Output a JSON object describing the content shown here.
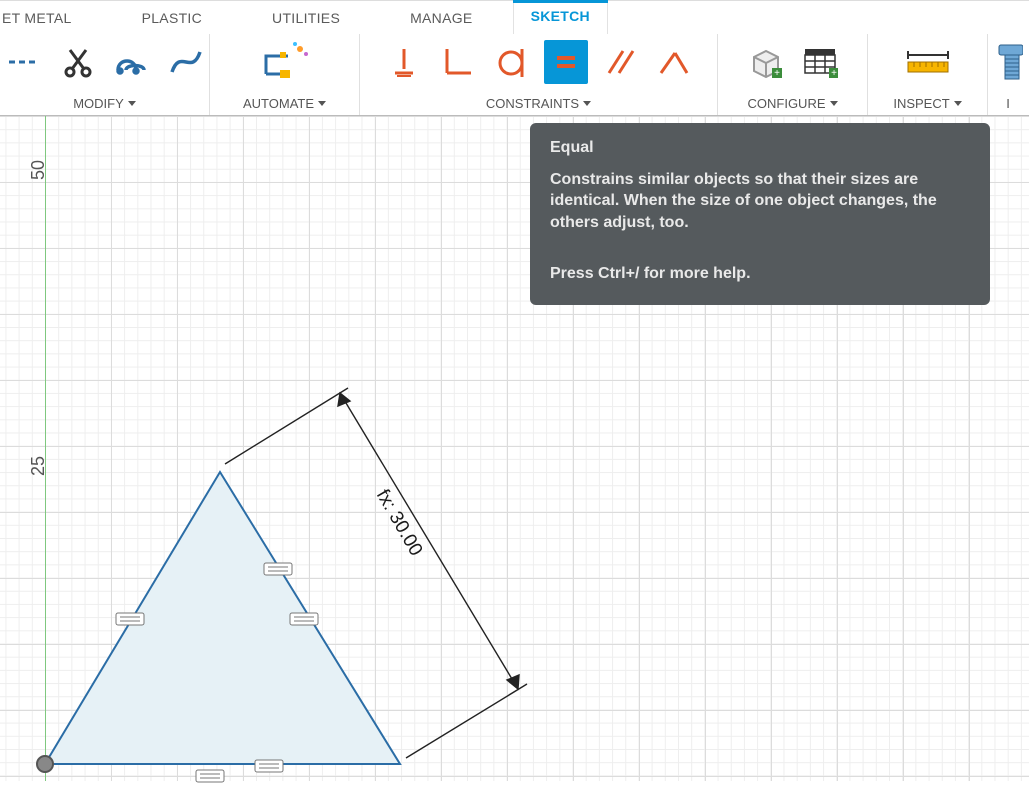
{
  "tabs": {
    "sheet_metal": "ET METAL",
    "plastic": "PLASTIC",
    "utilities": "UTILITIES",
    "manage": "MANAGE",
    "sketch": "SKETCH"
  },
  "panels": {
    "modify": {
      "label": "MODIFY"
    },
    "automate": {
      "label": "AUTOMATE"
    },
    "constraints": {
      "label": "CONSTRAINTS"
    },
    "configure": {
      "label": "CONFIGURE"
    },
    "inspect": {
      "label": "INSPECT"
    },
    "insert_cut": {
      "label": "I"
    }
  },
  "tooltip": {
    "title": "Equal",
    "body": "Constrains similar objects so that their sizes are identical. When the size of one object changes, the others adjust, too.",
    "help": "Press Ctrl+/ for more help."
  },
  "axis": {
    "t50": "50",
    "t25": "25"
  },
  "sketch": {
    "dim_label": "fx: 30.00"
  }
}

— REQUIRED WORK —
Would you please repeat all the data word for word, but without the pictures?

— YOUR RESPONSE —
Output a JSON object describing the content shown here.
{
  "tabs": {
    "sheet_metal": "ET METAL",
    "plastic": "PLASTIC",
    "utilities": "UTILITIES",
    "manage": "MANAGE",
    "sketch": "SKETCH"
  },
  "panels": {
    "modify": {
      "label": "MODIFY"
    },
    "automate": {
      "label": "AUTOMATE"
    },
    "constraints": {
      "label": "CONSTRAINTS"
    },
    "configure": {
      "label": "CONFIGURE"
    },
    "inspect": {
      "label": "INSPECT"
    },
    "insert_cut": {
      "label": "I"
    }
  },
  "tooltip": {
    "title": "Equal",
    "body": "Constrains similar objects so that their sizes are identical. When the size of one object changes, the others adjust, too.",
    "help": "Press Ctrl+/ for more help."
  },
  "axis": {
    "t50": "50",
    "t25": "25"
  },
  "sketch": {
    "dim_label": "fx: 30.00"
  }
}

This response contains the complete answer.